STORED DATA:
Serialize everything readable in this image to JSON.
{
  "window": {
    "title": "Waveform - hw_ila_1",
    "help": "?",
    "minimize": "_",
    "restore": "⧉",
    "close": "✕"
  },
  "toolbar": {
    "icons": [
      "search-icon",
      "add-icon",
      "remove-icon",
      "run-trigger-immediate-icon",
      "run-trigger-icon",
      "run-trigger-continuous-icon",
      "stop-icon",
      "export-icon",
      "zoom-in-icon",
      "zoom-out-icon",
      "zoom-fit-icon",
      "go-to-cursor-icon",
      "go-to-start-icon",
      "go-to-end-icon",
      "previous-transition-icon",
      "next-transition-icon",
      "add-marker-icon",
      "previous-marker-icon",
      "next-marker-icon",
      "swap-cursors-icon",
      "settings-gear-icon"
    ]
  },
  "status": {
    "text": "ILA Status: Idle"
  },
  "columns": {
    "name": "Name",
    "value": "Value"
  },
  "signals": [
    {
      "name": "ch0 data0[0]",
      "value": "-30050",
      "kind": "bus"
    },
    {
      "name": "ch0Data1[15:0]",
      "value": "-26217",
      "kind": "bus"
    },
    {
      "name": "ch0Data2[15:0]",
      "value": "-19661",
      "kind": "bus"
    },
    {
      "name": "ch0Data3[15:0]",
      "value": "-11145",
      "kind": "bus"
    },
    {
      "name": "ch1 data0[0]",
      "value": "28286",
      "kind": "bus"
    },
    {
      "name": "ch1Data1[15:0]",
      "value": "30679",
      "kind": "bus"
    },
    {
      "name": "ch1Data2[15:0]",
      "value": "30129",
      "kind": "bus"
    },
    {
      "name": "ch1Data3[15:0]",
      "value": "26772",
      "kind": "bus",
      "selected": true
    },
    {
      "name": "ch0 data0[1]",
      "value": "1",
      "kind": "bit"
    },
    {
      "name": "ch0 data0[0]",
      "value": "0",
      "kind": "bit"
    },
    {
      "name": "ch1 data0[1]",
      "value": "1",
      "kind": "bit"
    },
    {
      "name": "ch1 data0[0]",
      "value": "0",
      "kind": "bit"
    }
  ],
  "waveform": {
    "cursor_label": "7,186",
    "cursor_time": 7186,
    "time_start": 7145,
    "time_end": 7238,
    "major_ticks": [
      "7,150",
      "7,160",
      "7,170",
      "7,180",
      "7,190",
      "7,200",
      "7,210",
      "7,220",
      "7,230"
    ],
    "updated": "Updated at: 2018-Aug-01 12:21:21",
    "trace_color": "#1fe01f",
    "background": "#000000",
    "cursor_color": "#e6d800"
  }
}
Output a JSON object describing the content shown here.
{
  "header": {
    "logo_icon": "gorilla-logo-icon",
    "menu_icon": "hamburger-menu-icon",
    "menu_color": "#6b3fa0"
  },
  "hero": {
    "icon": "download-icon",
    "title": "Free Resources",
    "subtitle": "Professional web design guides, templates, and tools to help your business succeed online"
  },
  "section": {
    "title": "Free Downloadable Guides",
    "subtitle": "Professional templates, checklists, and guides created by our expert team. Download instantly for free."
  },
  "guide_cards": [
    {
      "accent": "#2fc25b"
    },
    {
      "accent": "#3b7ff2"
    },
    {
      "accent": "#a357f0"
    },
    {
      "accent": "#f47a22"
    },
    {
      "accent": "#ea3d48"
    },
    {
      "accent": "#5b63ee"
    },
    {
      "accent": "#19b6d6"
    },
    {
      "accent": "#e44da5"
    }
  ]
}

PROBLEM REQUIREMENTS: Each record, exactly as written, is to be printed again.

WRITTEN REPLY:
Serialize everything readable in this image to JSON.
{
  "window": {
    "title": "Waveform - hw_ila_1",
    "help": "?",
    "minimize": "_",
    "restore": "⧉",
    "close": "✕"
  },
  "toolbar": {
    "icons": [
      "search-icon",
      "add-icon",
      "remove-icon",
      "run-trigger-immediate-icon",
      "run-trigger-icon",
      "run-trigger-continuous-icon",
      "stop-icon",
      "export-icon",
      "zoom-in-icon",
      "zoom-out-icon",
      "zoom-fit-icon",
      "go-to-cursor-icon",
      "go-to-start-icon",
      "go-to-end-icon",
      "previous-transition-icon",
      "next-transition-icon",
      "add-marker-icon",
      "previous-marker-icon",
      "next-marker-icon",
      "swap-cursors-icon",
      "settings-gear-icon"
    ]
  },
  "status": {
    "text": "ILA Status: Idle"
  },
  "columns": {
    "name": "Name",
    "value": "Value"
  },
  "signals": [
    {
      "name": "ch0 data0[0]",
      "value": "-30050",
      "kind": "bus"
    },
    {
      "name": "ch0Data1[15:0]",
      "value": "-26217",
      "kind": "bus"
    },
    {
      "name": "ch0Data2[15:0]",
      "value": "-19661",
      "kind": "bus"
    },
    {
      "name": "ch0Data3[15:0]",
      "value": "-11145",
      "kind": "bus"
    },
    {
      "name": "ch1 data0[0]",
      "value": "28286",
      "kind": "bus"
    },
    {
      "name": "ch1Data1[15:0]",
      "value": "30679",
      "kind": "bus"
    },
    {
      "name": "ch1Data2[15:0]",
      "value": "30129",
      "kind": "bus"
    },
    {
      "name": "ch1Data3[15:0]",
      "value": "26772",
      "kind": "bus",
      "selected": true
    },
    {
      "name": "ch0 data0[1]",
      "value": "1",
      "kind": "bit"
    },
    {
      "name": "ch0 data0[0]",
      "value": "0",
      "kind": "bit"
    },
    {
      "name": "ch1 data0[1]",
      "value": "1",
      "kind": "bit"
    },
    {
      "name": "ch1 data0[0]",
      "value": "0",
      "kind": "bit"
    }
  ],
  "waveform": {
    "cursor_label": "7,186",
    "cursor_time": 7186,
    "time_start": 7145,
    "time_end": 7238,
    "major_ticks": [
      "7,150",
      "7,160",
      "7,170",
      "7,180",
      "7,190",
      "7,200",
      "7,210",
      "7,220",
      "7,230"
    ],
    "updated": "Updated at: 2018-Aug-01 12:21:21",
    "trace_color": "#1fe01f",
    "background": "#000000",
    "cursor_color": "#e6d800"
  }
}
Output a JSON object describing the content shown here.
{
  "header": {
    "logo_icon": "gorilla-logo-icon",
    "menu_icon": "hamburger-menu-icon",
    "menu_color": "#6b3fa0"
  },
  "hero": {
    "icon": "download-icon",
    "title": "Free Resources",
    "subtitle": "Professional web design guides, templates, and tools to help your business succeed online"
  },
  "section": {
    "title": "Free Downloadable Guides",
    "subtitle": "Professional templates, checklists, and guides created by our expert team. Download instantly for free."
  },
  "guide_cards": [
    {
      "accent": "#2fc25b"
    },
    {
      "accent": "#3b7ff2"
    },
    {
      "accent": "#a357f0"
    },
    {
      "accent": "#f47a22"
    },
    {
      "accent": "#ea3d48"
    },
    {
      "accent": "#5b63ee"
    },
    {
      "accent": "#19b6d6"
    },
    {
      "accent": "#e44da5"
    }
  ]
}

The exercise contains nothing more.